CPI(ML)Liberation hopes to attract cadres let down by CPM
NEW DELHI: The CPI(ML) hopes that the continuing disenchantment with CPM in West Bengal will result in a realignment of Left forces in the state and that it will emerge as the new rallying point, for peasants and intelligentsia alike.
CPI(ML) general secretary Dipankar Bhattacharya told TOI that Nandigram was not just another violent incident but a turning point in the contemporary history of West Bengal. "CPM cannot accept that some area can hold out and defy the party and government. That too, an area where their domination is complete. The party cannot tolerate political dissent. In that sense, it is a turning point, just like Naxalbari where it killed its own people and mocked at intelligentsia," he said.
Maintaining that in terms of brutality in Nandigram, West Bengal CM Buddhadeb Bhattacharjee was no different from Narendra Modi — a comparison which he himself changes to Mikhail Gorbachev — Bhattacharya says, "This is not the government which came to power in 1976. They are speaking a different language. In terms of its content, orientation and positioning, it's already gone. Just the old signboard is left. Now content and form is striking new harmony."
Politically, Bhattacharya sees an opportunity for his party to emerge as a rallying point. He said simmering discontent against CPM in West Bengal and elsewhere had come out in the open. "I hope it happens," he said about CPI (ML) becoming the rallying point for Left-inclined people. He said that in West Bengal, rift with the CPM has happened at two levels. One, the social base of sharecroppers and middle peasantry, which brought CPM to power more than three decades ago, was in complete unrest. Two, the pre-1980 CPI/CPM veterans, who participated in Teebhaga and other such movements, were also getting disenchanted with CPM, which had become the "agent of capitalists."
However, the new breed of party cadre in CPM is too obsessed with power. "We are trying to keep them in the Left fold," he said, adding that outside three states (West Bengal, Kerala and Tamil Nadu), CPM was finding it difficult to defend Nandigram. Not happy with the role Left Front allies — CPI, RSP and Forward Bloc — have played in Nandigram, Bhattacharya said he would open talks with them later this month. "We are in touch. It is not that CPM is not scared of these parties leaving the front. It could have long-term repercussions for the party," he said.
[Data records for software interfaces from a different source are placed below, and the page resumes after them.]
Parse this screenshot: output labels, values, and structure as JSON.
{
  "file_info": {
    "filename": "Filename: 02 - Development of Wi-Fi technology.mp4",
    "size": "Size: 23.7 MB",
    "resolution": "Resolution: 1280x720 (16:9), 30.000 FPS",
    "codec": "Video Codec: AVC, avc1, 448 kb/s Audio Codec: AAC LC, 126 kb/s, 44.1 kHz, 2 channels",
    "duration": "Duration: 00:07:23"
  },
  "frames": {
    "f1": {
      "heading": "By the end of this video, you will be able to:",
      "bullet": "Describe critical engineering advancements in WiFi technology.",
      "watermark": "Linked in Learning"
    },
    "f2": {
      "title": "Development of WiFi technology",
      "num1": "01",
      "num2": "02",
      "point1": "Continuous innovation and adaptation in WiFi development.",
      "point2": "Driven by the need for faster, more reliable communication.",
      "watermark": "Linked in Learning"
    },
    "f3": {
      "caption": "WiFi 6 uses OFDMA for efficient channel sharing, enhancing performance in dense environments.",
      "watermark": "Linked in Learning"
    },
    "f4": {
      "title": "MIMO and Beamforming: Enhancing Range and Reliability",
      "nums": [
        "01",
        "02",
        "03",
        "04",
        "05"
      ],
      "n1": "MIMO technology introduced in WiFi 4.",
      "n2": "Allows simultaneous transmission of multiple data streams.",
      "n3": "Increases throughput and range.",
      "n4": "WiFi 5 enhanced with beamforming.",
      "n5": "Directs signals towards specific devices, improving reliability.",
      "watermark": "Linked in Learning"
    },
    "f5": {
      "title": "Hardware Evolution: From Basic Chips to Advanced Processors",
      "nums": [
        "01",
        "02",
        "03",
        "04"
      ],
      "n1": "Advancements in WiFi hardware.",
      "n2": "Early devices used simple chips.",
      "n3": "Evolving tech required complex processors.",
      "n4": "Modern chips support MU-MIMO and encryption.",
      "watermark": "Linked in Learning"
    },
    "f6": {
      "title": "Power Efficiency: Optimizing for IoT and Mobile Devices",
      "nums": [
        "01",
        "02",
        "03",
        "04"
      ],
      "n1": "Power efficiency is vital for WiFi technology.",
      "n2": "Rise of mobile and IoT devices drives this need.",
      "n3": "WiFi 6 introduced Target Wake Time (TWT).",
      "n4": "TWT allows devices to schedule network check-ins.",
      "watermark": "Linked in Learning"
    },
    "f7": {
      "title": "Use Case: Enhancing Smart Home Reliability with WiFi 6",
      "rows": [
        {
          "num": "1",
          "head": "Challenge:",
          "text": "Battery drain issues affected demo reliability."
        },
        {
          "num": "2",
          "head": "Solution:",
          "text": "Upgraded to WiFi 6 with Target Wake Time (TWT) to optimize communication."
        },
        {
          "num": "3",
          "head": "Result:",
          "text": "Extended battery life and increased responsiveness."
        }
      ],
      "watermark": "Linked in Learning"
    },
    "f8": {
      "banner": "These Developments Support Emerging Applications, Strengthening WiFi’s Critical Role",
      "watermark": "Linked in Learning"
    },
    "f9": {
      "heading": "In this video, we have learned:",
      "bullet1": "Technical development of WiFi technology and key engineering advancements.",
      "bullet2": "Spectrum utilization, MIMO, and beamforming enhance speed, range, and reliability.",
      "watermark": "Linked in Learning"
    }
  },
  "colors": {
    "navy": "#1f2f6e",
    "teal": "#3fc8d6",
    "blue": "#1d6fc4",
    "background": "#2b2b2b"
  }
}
Hitting out at the ideological dilution of CPM, Bhattacharya debunked the bogey of industrialisation. "West Bengal is not new to industry. There is blatant appeasement of big business. There is no real opposition to land acquisition but why in Singur or Nandigram? Farmers are not committing suicide here. Is West Bengal government in a position to transform peasants into industrial workers? Peasants would become paupers," he averred.
Toilet Paper of India